For use as a source of effects in front of your amp and/or in its effects loop (the unit supports the four-cable method), there are all the everyday effects sitting next to the esoteric, so it’s possible to build a series of well-stocked eclectic ‘pedalboards’ for live use.
While the Core’s sonic credentials are identical to its larger namesake and its compact size confers certain advantages, there’s no getting round the fact that the practicality of having 10 footswitches has been compromised.
Nevertheless, there’s a lot you can do with three footswitches. There are two basic modes of operation for them, Memory and Manual, switched between by pressing the second (middle) and CTL 1 footswitch simultaneously.
In Memory mode, the first two footswitches scroll through and select patches while the CTL 1 footswitch can be assigned to whatever you want in a patch, perhaps tap tempo, switching parallel signal paths or simple effect bypass duty. Switching between patches is remarkably seamless, especially if you set up two very similar patches with delay/reverb carry over.
For onstage switching, many may prefer to pick a patch with all the necessary sounds for a song and operate the unit in Manual mode where the footswitches can select functions that are assigned to them in the currently loaded patch.
This allows them all to be used to switch individual effects in and out: in conventional pedalboard action, you may wish for instant access to three effects – a preferred modulation effect, drive and delay, perhaps.
Beyond this, though, the unit has a real flexibility in assigning a host of different functions to the footswitches with both toggle and momentary action, letting you really customise how you use it.
Should you need more switching and control, there are two inputs that can host more footswitches and assignable expression pedals. What’s more, there’s ‘control out’ provision for switching amp channels and control of (or control by) other MIDI devices in your rig.
With such a great variety of Boss effects, the GT-1000Core is a shoo-in if you’re looking to expand the capability of an existing pedalboard, but also a great starting point to build a ’board around, making use of those practical send/return loops.
It can function wonderfully in a standalone capacity, too, and has that amp/effects/speaker sim in one box ‘fly rig’ capability, fitting easily into your guitar case if you’re travelling light.
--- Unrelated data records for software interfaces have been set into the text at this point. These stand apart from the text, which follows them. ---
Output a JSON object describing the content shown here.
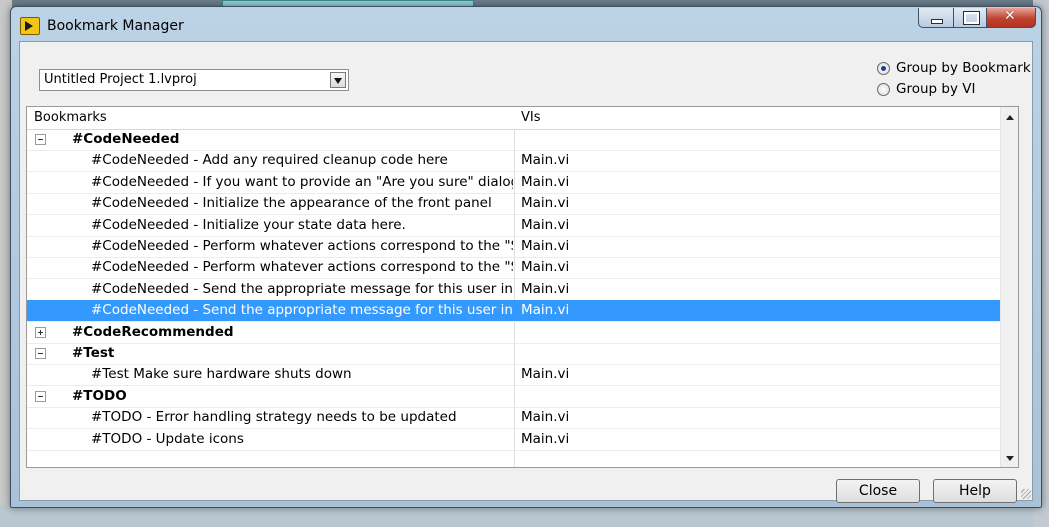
{
  "window": {
    "title": "Bookmark Manager"
  },
  "project": {
    "selected": "Untitled Project 1.lvproj"
  },
  "grouping": {
    "by_bookmark": "Group by Bookmark",
    "by_vi": "Group by VI",
    "selected": "by_bookmark"
  },
  "table": {
    "headers": {
      "bookmarks": "Bookmarks",
      "vis": "VIs"
    },
    "rows": [
      {
        "type": "group",
        "label": "#CodeNeeded",
        "vi": "",
        "expanded": true
      },
      {
        "type": "item",
        "label": "#CodeNeeded - Add any required cleanup code here",
        "vi": "Main.vi"
      },
      {
        "type": "item",
        "label": "#CodeNeeded - If you want to provide an \"Are you sure\" dialog (or",
        "vi": "Main.vi"
      },
      {
        "type": "item",
        "label": "#CodeNeeded - Initialize the appearance of the front panel",
        "vi": "Main.vi"
      },
      {
        "type": "item",
        "label": "#CodeNeeded - Initialize your state data here.",
        "vi": "Main.vi"
      },
      {
        "type": "item",
        "label": "#CodeNeeded - Perform whatever actions correspond to the \"Some",
        "vi": "Main.vi"
      },
      {
        "type": "item",
        "label": "#CodeNeeded - Perform whatever actions correspond to the \"Some",
        "vi": "Main.vi"
      },
      {
        "type": "item",
        "label": "#CodeNeeded - Send the appropriate message for this user interfac",
        "vi": "Main.vi"
      },
      {
        "type": "item",
        "label": "#CodeNeeded - Send the appropriate message for this user interfac",
        "vi": "Main.vi",
        "selected": true
      },
      {
        "type": "group",
        "label": "#CodeRecommended",
        "vi": "",
        "expanded": false
      },
      {
        "type": "group",
        "label": "#Test",
        "vi": "",
        "expanded": true
      },
      {
        "type": "item",
        "label": "#Test Make sure hardware shuts down",
        "vi": "Main.vi"
      },
      {
        "type": "group",
        "label": "#TODO",
        "vi": "",
        "expanded": true
      },
      {
        "type": "item",
        "label": "#TODO - Error handling strategy needs to be updated",
        "vi": "Main.vi"
      },
      {
        "type": "item",
        "label": "#TODO - Update icons",
        "vi": "Main.vi"
      }
    ]
  },
  "buttons": {
    "close": "Close",
    "help": "Help"
  },
  "colors": {
    "selection": "#3399ff",
    "titlebar": "#bcd3e6"
  }
}
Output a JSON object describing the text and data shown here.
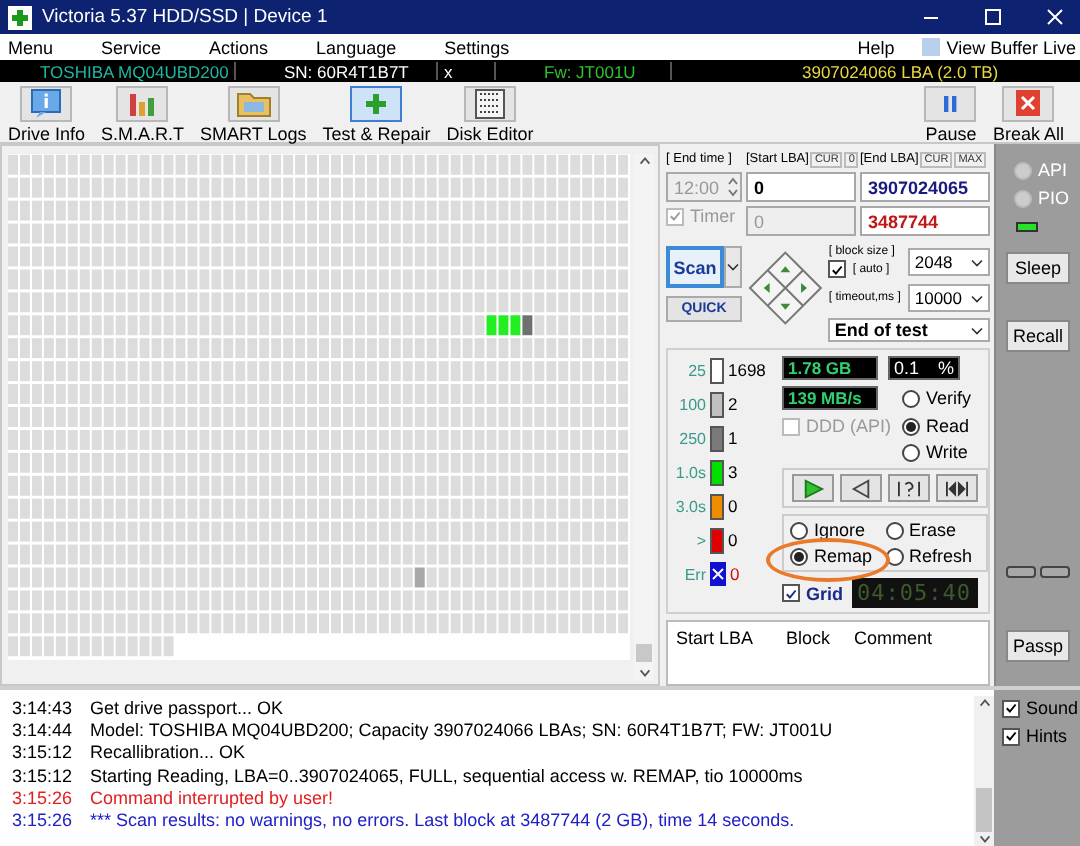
{
  "window": {
    "title": "Victoria 5.37 HDD/SSD | Device 1"
  },
  "menu": [
    "Menu",
    "Service",
    "Actions",
    "Language",
    "Settings"
  ],
  "menu_help": "Help",
  "view_buffer_live": {
    "label": "View Buffer Live",
    "checked": false
  },
  "drive": {
    "model": "TOSHIBA MQ04UBD200",
    "serial": "SN: 60R4T1B7T",
    "close": "x",
    "firmware": "Fw: JT001U",
    "capacity": "3907024066 LBA (2.0 TB)"
  },
  "toolbar": [
    {
      "label": "Drive Info",
      "kind": "info",
      "selected": false
    },
    {
      "label": "S.M.A.R.T",
      "kind": "smart",
      "selected": false
    },
    {
      "label": "SMART Logs",
      "kind": "logs",
      "selected": false
    },
    {
      "label": "Test & Repair",
      "kind": "repair",
      "selected": true
    },
    {
      "label": "Disk Editor",
      "kind": "editor",
      "selected": false
    }
  ],
  "toolbar_right": [
    {
      "label": "Pause",
      "kind": "pause"
    },
    {
      "label": "Break All",
      "kind": "stop"
    }
  ],
  "end_time": {
    "label": "[ End time ]",
    "value": "12:00",
    "disabled": true
  },
  "timer": {
    "label": "Timer",
    "checked": true,
    "disabled": true
  },
  "start_lba": {
    "label": "[Start LBA]",
    "cur": "CUR",
    "cur_value": "0",
    "value": "0",
    "current": "0"
  },
  "end_lba": {
    "label": "[End LBA]",
    "cur": "CUR",
    "max": "MAX",
    "value": "3907024065",
    "current": "3487744"
  },
  "scan_button": "Scan",
  "quick_button": "QUICK",
  "block_size": {
    "label": "[ block size ]",
    "auto_label": "[ auto ]",
    "auto_checked": true,
    "value": "2048"
  },
  "timeout": {
    "label": "[ timeout,ms ]",
    "value": "10000"
  },
  "end_action": "End of test",
  "legend": [
    {
      "label": "25",
      "count": "1698",
      "color": "#ffffff",
      "kind": "block"
    },
    {
      "label": "100",
      "count": "2",
      "color": "#c0c0c0",
      "kind": "block"
    },
    {
      "label": "250",
      "count": "1",
      "color": "#7a7a7a",
      "kind": "block"
    },
    {
      "label": "1.0s",
      "count": "3",
      "color": "#00e000",
      "kind": "block"
    },
    {
      "label": "3.0s",
      "count": "0",
      "color": "#f08c00",
      "kind": "block"
    },
    {
      "label": ">",
      "count": "0",
      "color": "#e00000",
      "kind": "block"
    },
    {
      "label": "Err",
      "count": "0",
      "color": "#1010d0",
      "kind": "error"
    }
  ],
  "stats": {
    "read": "1.78 GB",
    "percent": "0.1",
    "percent_unit": "%",
    "speed": "139 MB/s"
  },
  "ddd": {
    "label": "DDD (API)",
    "checked": false,
    "disabled": true
  },
  "modes": [
    {
      "label": "Verify",
      "selected": false
    },
    {
      "label": "Read",
      "selected": true
    },
    {
      "label": "Write",
      "selected": false
    }
  ],
  "playback": [
    {
      "kind": "play"
    },
    {
      "kind": "back"
    },
    {
      "kind": "jump"
    },
    {
      "kind": "skip"
    }
  ],
  "actions": [
    {
      "label": "Ignore",
      "selected": false,
      "highlighted": false
    },
    {
      "label": "Erase",
      "selected": false,
      "highlighted": false
    },
    {
      "label": "Remap",
      "selected": true,
      "highlighted": true
    },
    {
      "label": "Refresh",
      "selected": false,
      "highlighted": false
    }
  ],
  "grid_toggle": {
    "label": "Grid",
    "checked": true
  },
  "elapsed": "04:05:40",
  "results_table": {
    "columns": [
      "Start LBA",
      "Block",
      "Comment"
    ]
  },
  "interfaces": [
    {
      "label": "API",
      "selected": false
    },
    {
      "label": "PIO",
      "selected": false
    }
  ],
  "side_buttons": [
    "Sleep",
    "Recall",
    "Passp"
  ],
  "log": [
    {
      "time": "3:14:43",
      "message": "Get drive passport... OK",
      "kind": "info"
    },
    {
      "time": "3:14:44",
      "message": "Model: TOSHIBA MQ04UBD200; Capacity 3907024066 LBAs; SN: 60R4T1B7T; FW: JT001U",
      "kind": "info"
    },
    {
      "time": "3:15:12",
      "message": "Recallibration... OK",
      "kind": "info"
    },
    {
      "time": "3:15:12",
      "message": "Starting Reading, LBA=0..3907024065, FULL, sequential access w. REMAP, tio 10000ms",
      "kind": "info"
    },
    {
      "time": "3:15:26",
      "message": "Command interrupted by user!",
      "kind": "error"
    },
    {
      "time": "3:15:26",
      "message": "*** Scan results: no warnings, no errors. Last block at 3487744 (2 GB), time 14 seconds.",
      "kind": "result"
    }
  ],
  "options": [
    {
      "label": "Sound",
      "checked": true
    },
    {
      "label": "Hints",
      "checked": true
    }
  ]
}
We did find that time spent dialling in tones and setting input sensitivity to suit your guitar really raised the authenticity and feel of the sounds over the decent factory presets.
Away from gigs it’s there to record either raw or fully polished guitar sounds, or always available for plugging in a set of headphones and getting down to some practice at home or in the studio. Boss has taken the guts of the GT-1000 and created a compact powerhouse that will take care of many, many needs.
- PRICE: $720 / £599
- ORIGIN: Malaysia
- TYPE: Amp and effects modelling floor/desktop unit
- FEATURES: 250 user and 250 preset patches, 38 second phrase looper (19 in stereo), 6 in/6 out USB audio interface, software editor with USB or Bluetooth connection, mono or polyphonic tuner, metronome, IR loading capability
- CONTROLS: Output Level, Select,3x footswitches, 5x soft knobs (1, 2, 3, 4, 5), Select knob, 6x buttons CONNECTIONS: Standard inputs (R/Mono, L), Standard outputs (R/Mono, L/Phones), Standard Sends 1 and 2, Standard Returns 1 and 2, CTL 2, 3/EXP1, CTL 4, 5/EXP2, MIDI In, MIDI Out, USB
- POWER: Supplied PSB-1U power adaptor (9V 2A)
- DIMENSIONS: 173 (w) x 135 (d) x 65mm (h)
- CONTACT: Boss